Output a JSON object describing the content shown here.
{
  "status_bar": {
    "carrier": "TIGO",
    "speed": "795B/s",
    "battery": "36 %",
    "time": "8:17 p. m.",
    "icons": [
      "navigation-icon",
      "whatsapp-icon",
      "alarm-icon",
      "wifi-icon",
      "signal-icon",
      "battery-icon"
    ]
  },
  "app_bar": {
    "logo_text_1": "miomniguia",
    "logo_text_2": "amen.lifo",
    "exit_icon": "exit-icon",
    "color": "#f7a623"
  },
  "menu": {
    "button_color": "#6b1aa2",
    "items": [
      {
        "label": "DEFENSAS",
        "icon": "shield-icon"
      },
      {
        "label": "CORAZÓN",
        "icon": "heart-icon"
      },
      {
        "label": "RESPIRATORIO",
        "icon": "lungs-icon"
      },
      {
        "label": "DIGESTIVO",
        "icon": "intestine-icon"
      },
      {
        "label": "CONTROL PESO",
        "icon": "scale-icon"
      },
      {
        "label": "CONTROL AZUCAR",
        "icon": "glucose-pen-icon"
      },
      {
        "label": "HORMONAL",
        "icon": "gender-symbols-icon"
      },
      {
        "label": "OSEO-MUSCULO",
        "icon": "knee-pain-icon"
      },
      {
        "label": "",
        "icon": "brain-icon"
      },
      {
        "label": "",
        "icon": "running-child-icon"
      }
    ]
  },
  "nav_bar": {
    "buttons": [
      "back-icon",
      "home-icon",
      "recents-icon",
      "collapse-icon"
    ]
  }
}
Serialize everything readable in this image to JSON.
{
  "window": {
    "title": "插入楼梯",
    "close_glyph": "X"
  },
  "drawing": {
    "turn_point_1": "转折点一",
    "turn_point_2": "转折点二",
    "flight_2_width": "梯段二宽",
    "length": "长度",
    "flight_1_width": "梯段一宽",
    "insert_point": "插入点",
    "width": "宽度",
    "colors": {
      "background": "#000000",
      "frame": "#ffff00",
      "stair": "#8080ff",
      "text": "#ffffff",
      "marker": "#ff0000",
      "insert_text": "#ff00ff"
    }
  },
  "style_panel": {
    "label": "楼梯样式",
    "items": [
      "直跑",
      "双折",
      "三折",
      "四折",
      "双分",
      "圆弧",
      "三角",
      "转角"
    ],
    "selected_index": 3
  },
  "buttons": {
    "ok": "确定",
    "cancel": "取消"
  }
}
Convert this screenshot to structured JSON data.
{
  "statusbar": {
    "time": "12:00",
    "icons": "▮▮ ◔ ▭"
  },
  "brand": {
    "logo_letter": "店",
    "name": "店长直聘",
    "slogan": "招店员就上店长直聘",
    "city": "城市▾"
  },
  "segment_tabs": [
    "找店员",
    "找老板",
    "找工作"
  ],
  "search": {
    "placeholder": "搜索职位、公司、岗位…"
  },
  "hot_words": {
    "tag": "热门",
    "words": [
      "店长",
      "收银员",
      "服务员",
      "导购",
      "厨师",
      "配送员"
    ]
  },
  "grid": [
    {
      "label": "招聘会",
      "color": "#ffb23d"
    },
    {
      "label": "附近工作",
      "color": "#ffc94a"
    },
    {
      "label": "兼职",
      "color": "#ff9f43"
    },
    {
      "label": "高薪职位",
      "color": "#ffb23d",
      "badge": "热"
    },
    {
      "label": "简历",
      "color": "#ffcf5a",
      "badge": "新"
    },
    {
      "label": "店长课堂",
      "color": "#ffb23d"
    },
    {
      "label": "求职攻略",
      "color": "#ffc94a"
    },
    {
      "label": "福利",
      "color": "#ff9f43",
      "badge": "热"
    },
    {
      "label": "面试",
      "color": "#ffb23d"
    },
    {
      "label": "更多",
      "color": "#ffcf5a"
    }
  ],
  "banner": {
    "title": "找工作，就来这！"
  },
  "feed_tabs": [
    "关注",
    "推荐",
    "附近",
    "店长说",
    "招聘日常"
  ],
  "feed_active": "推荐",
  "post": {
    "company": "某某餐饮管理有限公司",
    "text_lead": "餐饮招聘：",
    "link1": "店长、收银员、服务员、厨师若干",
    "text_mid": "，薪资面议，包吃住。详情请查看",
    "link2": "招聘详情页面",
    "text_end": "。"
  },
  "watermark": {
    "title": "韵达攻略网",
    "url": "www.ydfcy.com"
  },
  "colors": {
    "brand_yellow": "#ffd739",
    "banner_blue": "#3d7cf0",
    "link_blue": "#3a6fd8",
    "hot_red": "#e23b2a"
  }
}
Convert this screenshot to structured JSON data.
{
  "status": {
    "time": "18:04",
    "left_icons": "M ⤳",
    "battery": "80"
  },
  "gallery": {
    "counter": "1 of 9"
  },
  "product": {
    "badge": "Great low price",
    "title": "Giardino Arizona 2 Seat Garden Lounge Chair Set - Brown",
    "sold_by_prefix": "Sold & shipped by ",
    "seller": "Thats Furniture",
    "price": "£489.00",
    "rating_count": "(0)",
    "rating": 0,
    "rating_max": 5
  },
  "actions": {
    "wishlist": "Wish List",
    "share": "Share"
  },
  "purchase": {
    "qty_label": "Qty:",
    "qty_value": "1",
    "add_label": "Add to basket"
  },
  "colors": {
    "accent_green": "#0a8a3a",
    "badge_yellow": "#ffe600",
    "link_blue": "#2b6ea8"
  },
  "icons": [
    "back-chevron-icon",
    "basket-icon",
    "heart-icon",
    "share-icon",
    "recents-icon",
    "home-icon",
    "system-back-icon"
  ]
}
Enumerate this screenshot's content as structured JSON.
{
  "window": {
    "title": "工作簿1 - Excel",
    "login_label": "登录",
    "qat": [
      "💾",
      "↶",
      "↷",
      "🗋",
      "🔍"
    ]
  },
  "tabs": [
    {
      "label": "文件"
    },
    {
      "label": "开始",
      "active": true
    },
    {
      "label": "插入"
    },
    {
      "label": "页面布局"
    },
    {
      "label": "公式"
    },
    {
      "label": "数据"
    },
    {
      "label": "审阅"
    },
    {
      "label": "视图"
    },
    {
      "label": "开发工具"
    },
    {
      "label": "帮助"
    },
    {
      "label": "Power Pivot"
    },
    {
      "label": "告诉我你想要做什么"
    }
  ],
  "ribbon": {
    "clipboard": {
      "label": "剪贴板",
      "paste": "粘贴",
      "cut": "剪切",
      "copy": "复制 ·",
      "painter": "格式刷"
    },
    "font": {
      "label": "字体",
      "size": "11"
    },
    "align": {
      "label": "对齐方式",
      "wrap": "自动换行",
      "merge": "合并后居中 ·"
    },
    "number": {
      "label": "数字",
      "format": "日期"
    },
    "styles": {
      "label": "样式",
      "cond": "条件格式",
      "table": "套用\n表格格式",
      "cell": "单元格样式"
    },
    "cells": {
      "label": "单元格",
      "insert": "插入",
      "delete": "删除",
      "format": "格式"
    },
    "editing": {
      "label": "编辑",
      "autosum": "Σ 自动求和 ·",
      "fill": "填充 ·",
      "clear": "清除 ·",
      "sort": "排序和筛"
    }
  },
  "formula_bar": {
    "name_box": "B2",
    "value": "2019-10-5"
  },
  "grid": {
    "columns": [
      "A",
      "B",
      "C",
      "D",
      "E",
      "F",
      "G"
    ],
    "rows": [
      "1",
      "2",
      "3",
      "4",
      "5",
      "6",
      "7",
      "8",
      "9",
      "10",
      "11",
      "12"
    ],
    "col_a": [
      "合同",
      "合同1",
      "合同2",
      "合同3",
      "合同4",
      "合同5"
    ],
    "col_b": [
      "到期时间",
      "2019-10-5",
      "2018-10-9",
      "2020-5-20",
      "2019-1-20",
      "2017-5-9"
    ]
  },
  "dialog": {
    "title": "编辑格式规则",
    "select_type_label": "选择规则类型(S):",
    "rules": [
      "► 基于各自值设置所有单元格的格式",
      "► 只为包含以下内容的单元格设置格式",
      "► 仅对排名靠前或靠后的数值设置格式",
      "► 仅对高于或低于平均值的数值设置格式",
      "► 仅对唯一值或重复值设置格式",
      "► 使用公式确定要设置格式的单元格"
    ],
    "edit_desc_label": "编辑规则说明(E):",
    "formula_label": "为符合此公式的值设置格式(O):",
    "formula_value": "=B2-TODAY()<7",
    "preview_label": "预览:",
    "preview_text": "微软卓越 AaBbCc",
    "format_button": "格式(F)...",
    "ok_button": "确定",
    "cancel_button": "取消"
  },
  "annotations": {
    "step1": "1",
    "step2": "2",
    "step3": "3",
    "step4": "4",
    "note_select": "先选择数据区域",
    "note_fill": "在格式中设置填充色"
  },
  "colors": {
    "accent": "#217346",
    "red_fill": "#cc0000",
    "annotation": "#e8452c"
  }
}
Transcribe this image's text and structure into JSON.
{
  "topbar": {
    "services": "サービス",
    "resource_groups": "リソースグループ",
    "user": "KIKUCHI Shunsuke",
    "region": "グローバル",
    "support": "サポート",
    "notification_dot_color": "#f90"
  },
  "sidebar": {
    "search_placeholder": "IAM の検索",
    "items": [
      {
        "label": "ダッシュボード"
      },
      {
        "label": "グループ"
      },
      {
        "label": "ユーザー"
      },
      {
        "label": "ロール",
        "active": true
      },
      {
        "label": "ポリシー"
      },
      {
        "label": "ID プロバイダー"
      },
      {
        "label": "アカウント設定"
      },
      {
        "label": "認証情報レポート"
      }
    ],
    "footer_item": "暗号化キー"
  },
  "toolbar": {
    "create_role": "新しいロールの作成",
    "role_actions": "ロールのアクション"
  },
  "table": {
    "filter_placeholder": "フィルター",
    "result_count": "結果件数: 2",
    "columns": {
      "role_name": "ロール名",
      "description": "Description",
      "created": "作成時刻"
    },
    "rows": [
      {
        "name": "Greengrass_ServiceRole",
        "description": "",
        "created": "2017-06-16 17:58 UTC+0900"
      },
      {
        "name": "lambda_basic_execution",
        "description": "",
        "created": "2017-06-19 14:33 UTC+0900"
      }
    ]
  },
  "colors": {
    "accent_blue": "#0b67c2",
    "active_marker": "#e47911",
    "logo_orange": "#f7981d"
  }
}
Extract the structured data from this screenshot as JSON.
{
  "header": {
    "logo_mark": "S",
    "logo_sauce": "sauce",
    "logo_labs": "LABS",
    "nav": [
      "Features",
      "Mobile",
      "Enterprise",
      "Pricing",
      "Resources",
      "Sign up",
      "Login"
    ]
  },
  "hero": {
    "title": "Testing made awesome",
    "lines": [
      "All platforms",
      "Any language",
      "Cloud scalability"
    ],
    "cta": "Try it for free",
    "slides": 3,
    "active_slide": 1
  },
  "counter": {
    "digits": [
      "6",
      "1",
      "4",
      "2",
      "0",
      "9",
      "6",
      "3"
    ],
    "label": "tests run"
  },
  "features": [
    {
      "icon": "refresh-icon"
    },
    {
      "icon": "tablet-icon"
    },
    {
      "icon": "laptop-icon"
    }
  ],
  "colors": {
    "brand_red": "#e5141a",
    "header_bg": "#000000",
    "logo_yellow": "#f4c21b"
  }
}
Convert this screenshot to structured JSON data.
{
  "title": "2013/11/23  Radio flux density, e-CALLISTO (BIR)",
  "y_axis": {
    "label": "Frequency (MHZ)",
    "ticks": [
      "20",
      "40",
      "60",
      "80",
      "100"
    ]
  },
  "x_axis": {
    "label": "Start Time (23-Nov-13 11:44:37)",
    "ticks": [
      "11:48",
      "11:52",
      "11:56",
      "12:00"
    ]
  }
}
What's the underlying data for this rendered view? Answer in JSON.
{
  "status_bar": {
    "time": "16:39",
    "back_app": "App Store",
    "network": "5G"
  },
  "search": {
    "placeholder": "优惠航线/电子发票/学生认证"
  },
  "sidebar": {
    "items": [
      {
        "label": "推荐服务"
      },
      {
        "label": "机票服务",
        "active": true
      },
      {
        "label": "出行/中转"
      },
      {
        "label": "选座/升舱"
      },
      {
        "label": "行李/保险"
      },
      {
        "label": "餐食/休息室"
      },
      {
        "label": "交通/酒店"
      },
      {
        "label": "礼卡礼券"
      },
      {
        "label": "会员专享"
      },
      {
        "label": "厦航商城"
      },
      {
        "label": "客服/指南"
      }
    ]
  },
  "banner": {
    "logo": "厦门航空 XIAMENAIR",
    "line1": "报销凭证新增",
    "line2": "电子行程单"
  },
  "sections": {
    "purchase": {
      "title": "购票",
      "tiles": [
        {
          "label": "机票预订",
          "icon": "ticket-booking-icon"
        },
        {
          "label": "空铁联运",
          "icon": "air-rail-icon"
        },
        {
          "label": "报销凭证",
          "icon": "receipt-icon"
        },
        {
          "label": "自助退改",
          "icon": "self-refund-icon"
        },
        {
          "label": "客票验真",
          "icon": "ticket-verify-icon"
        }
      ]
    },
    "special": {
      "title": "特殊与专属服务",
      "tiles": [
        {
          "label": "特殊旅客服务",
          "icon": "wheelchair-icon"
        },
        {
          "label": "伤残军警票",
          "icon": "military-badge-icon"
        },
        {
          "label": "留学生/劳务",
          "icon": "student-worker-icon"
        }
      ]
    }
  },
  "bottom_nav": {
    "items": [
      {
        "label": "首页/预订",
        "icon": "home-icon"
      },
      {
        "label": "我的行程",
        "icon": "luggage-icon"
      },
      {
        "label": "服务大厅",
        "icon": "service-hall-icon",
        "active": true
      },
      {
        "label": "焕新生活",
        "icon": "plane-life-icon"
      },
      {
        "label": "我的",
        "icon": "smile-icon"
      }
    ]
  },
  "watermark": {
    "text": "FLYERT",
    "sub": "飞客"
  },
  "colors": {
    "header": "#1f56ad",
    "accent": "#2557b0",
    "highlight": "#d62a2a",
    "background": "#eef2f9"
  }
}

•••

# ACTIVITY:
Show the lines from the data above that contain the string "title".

# EXERCISE ANSWER:
    "title": "插入楼梯",
    "title": "找工作，就来这！"
    "title": "韵达攻略网",
    "title": "Giardino Arizona 2 Seat Garden Lounge Chair Set - Brown",
    "title": "工作簿1 - Excel",
    "title": "编辑格式规则",
    "title": "Testing made awesome",
  "title": "2013/11/23  Radio flux density, e-CALLISTO (BIR)",
      "title": "购票",
      "title": "特殊与专属服务",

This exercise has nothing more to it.